Line by line, repeat the material below without any deviation.

### Information given

*****

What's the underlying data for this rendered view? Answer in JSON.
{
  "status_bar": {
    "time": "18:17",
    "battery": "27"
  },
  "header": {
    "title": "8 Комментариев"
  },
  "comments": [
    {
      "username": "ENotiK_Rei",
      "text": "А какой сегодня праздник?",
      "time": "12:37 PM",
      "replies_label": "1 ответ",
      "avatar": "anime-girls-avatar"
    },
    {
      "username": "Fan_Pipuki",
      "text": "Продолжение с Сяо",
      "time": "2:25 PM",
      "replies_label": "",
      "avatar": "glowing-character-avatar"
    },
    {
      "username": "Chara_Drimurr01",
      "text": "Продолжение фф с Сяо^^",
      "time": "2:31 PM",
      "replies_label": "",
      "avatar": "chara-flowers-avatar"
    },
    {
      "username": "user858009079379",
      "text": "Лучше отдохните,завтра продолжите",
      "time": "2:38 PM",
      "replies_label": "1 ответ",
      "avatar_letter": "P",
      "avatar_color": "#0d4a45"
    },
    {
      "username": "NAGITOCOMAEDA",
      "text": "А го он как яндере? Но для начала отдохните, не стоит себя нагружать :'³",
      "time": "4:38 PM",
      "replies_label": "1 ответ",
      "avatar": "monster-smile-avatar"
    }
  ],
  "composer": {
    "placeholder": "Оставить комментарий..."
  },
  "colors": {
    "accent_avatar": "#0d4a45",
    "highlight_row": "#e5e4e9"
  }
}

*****

### Written reply
What's the underlying data for this rendered view? Answer in JSON.
{
  "status_bar": {
    "time": "18:17",
    "battery": "27"
  },
  "header": {
    "title": "8 Комментариев"
  },
  "comments": [
    {
      "username": "ENotiK_Rei",
      "text": "А какой сегодня праздник?",
      "time": "12:37 PM",
      "replies_label": "1 ответ",
      "avatar": "anime-girls-avatar"
    },
    {
      "username": "Fan_Pipuki",
      "text": "Продолжение с Сяо",
      "time": "2:25 PM",
      "replies_label": "",
      "avatar": "glowing-character-avatar"
    },
    {
      "username": "Chara_Drimurr01",
      "text": "Продолжение фф с Сяо^^",
      "time": "2:31 PM",
      "replies_label": "",
      "avatar": "chara-flowers-avatar"
    },
    {
      "username": "user858009079379",
      "text": "Лучше отдохните,завтра продолжите",
      "time": "2:38 PM",
      "replies_label": "1 ответ",
      "avatar_letter": "P",
      "avatar_color": "#0d4a45"
    },
    {
      "username": "NAGITOCOMAEDA",
      "text": "А го он как яндере? Но для начала отдохните, не стоит себя нагружать :'³",
      "time": "4:38 PM",
      "replies_label": "1 ответ",
      "avatar": "monster-smile-avatar"
    }
  ],
  "composer": {
    "placeholder": "Оставить комментарий..."
  },
  "colors": {
    "accent_avatar": "#0d4a45",
    "highlight_row": "#e5e4e9"
  }
}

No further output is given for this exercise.